Cultivating Your Lead Side Tools
When I began training in JKD in Dan Inosanto's backyard in 1973, a great deal of emphasis was placed upon the cultivation and development of our lead side tools, both in training on equipment and also in sparring. I'm sure that most people have read Bruce Lee's notes concerning the use of the lead side; that the dominant side is better coordinated, that it's closer to the opponent and therefore faster and can be used with greater frequency, etc. But it goes further than that. It's about the attitude one takes toward developing those lead side tools.
When I questioned Sifu Dan about the stress on the lead side weapons when so many other arts put the emphasis on the rear side tools (in boxing, for example, the lead jab is primarily used as a 'distance gauge' or a 'probe' to set up other attacks -- rarely do boxers knock an opponent out with a lead straight punch), he explained to me that Bruce's attitude toward developing his lead-side kicking tools was, "See that guy's rear hook kick? Well I'm going to train my lead hook kick until it's stronger than his rear hook kick." It was the same with regard to the hands, "See that guy's rear cross? Well I'm going to train my lead straight punch until it's stronger than his rear cross." Then he went out and did the work necessary to achieve that goal. That work included developing his body and the muscles that were involved in a kick or punch to the maximum, and doing thousands of repetitions of the movement to develop the neuromuscular coordination to deliver the strike with maximum speed and power.
The utimate goal in cultivating your lead side tools is to develop the ability to, in Dan's words, "tear up an opponent" with those weapons. Then, if and when you choose to, you can bring your rear side tools into play as well. Now the opponent isn't just concerned primarily with your rear side tools. He has to worry abot your lead side tools inflicting great damage as well. Every lead side weapon in your combative arsenal should be trained from that perspective. The side kick, hook kick, inverted hook kick, straight kick, finger jab, straight punch, the backfist, hook, uppercut, etc. Training a weapon in this way gives you options. The lead straight punch, for example, can now not only be used as a probe or to set up different attacks, but can also be used to "take the opponent out" if an opportunity presents itself or is created.
While it's true that the lead side tools are closer to the opponent, they can and will be able to "tear up an opponent" only if they have been developed to do so. And if that's your goal then you need to cultivate each lead weapon with that perspective in mind.
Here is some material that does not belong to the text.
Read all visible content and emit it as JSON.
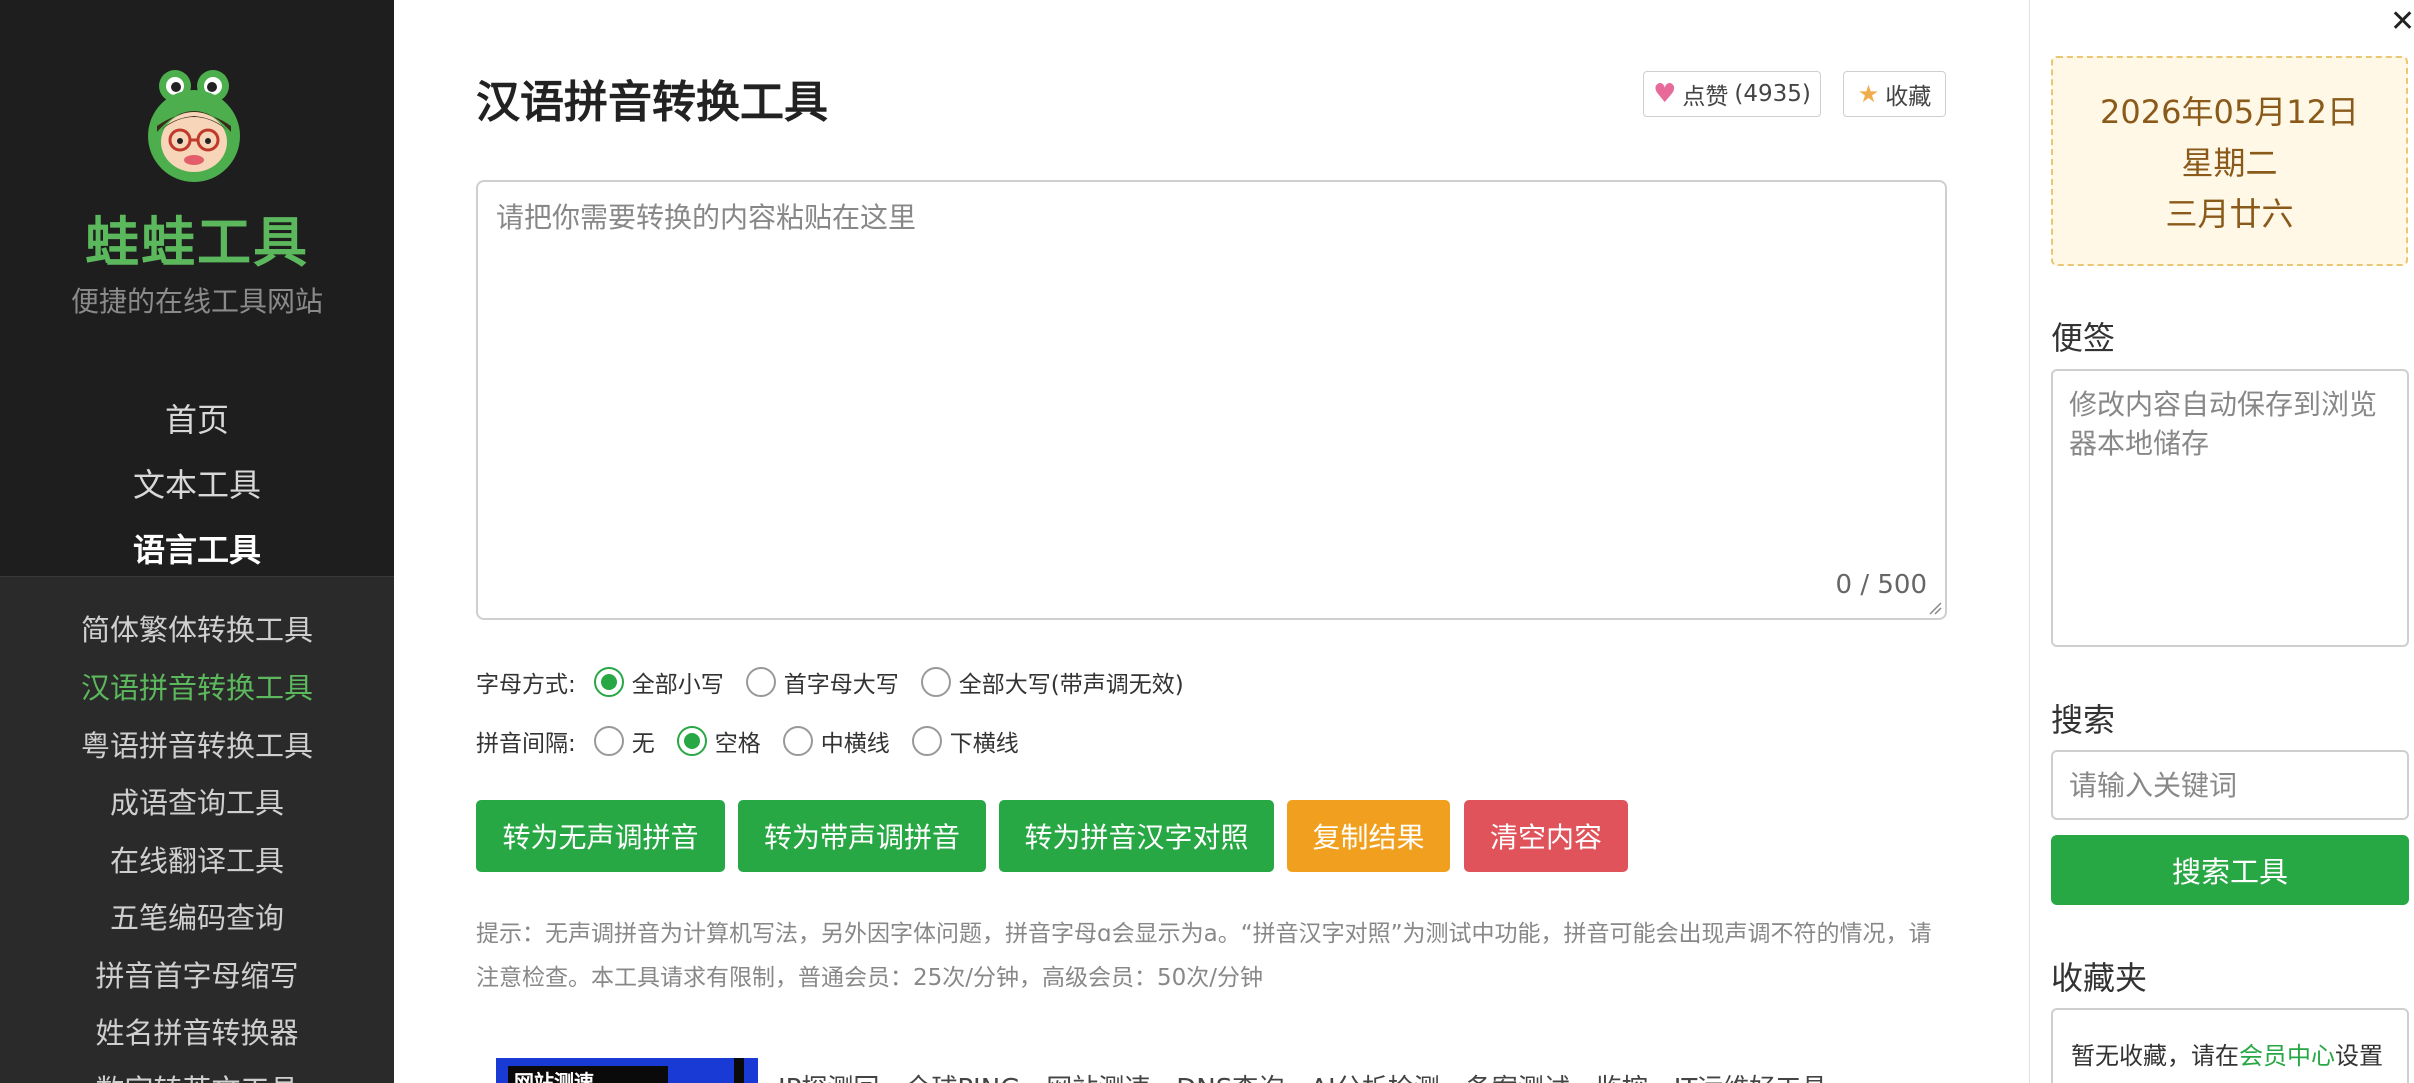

You should develop the ability to use your lead side weapons while moving forward, stationary, following or while retreating, and moving laterally or circling.
Finally, developing your lead side tools does not mean that you should forsake the
cultivation of your rear side tools. You need to develop all of the tools in your combative
arsenal. What you choose to develop and when you choose to develop them will be your